- Author(s): Migliorini, Robyn;
- Moore, Eileen M;
- Glass, Leila;
- Infante, M Alejandra;
- Tapert, Susan F;
- Jones, Kenneth Lyons;
- Mattson, Sarah N;
- Riley, Edward P
- et al.
Published Web Locationhttp://www.ncbi.nlm.nih.gov/pubmed/?term=Anterior+cingulate+cortex+surface+area+relates+to+behavioral+inhibition+in+adolescents+with+and+without+heavy+prenatal+alcohol+exposure

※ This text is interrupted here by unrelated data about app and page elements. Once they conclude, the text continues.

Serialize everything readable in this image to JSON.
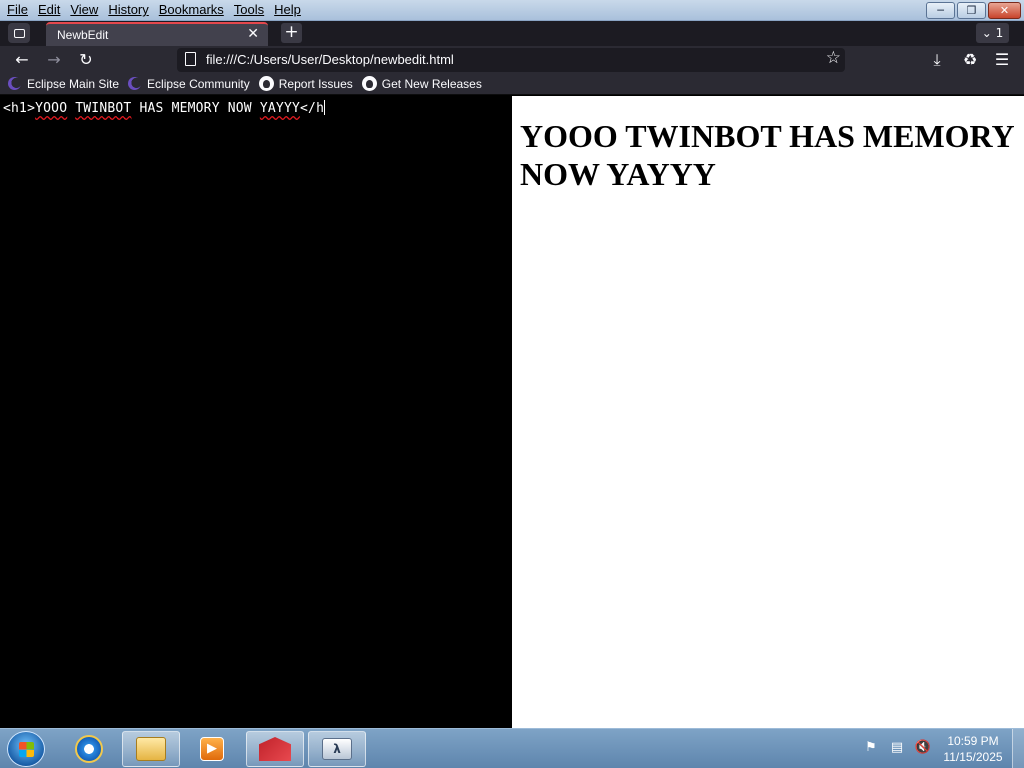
{
  "menu": {
    "items": [
      "File",
      "Edit",
      "View",
      "History",
      "Bookmarks",
      "Tools",
      "Help"
    ]
  },
  "window_controls": {
    "minimize_icon": "minimize-icon",
    "restore_icon": "restore-icon",
    "close_icon": "close-icon"
  },
  "tabs": {
    "active_title": "NewbEdit",
    "tab_count": "1"
  },
  "navbar": {
    "url": "file:///C:/Users/User/Desktop/newbedit.html"
  },
  "bookmarks": [
    {
      "label": "Eclipse Main Site",
      "icon": "eclipse-icon"
    },
    {
      "label": "Eclipse Community",
      "icon": "eclipse-icon"
    },
    {
      "label": "Report Issues",
      "icon": "github-icon"
    },
    {
      "label": "Get New Releases",
      "icon": "github-icon"
    }
  ],
  "editor": {
    "code_prefix": "<h1>",
    "word1": "YOOO",
    "word2": "TWINBOT",
    "middle": " HAS MEMORY NOW ",
    "word3": "YAYYY",
    "code_suffix": "</h"
  },
  "preview": {
    "heading": "YOOO TWINBOT HAS MEMORY NOW YAYYY"
  },
  "taskbar": {
    "clock_time": "10:59 PM",
    "clock_date": "11/15/2025"
  },
  "colors": {
    "accent_tab": "#e5484d",
    "toolbar": "#2b2a33",
    "editor_bg": "#000000",
    "preview_bg": "#ffffff"
  }
}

Prenatal alcohol exposure is associated with behavioral disinhibition, yet the brain structure correlates of this deficit have not been determined with sufficient detail. We examined the hypothesis that the structure of the anterior cingulate cortex (ACC) relates to inhibition performance in youth with histories of heavy prenatal alcohol exposure (AE, n = 32) and non-exposed controls (CON, n = 21). Adolescents (12-17 years) underwent structural magnetic resonance imaging yielding measures of gray matter volume, surface area, and thickness across four ACC subregions. A subset of subjects were administered the NEPSY-II Inhibition subtest. MANCOVA was utilized to test for group differences in ACC and inhibition performance and multiple linear regression was used to probe ACC-inhibition relationships. ACC surface area was significantly smaller in AE, though this effect was primarily driven by reduced right caudal ACC (rcACC). AE also performed significantly worse on inhibition speed but not on inhibition accuracy. Regression analyses with the rcACC revealed a significant group × ACC interaction. A smaller rcACC surface area was associated with slower inhibition completion time for AE but was not significantly associated with inhibition in CON. After accounting for processing speed, smaller rcACC surface area was associated with worse (i.e., slower) inhibition regardless of group. Examining processing speed independently, a decrease in rcACC surface area was associated with faster processing speed for CON but not significantly associated with processing speed in AE. Results support the theory that caudal ACC may monitor reaction time in addition to inhibition and highlight the possibility of delayed ACC neurodevelopment in prenatal alcohol exposure.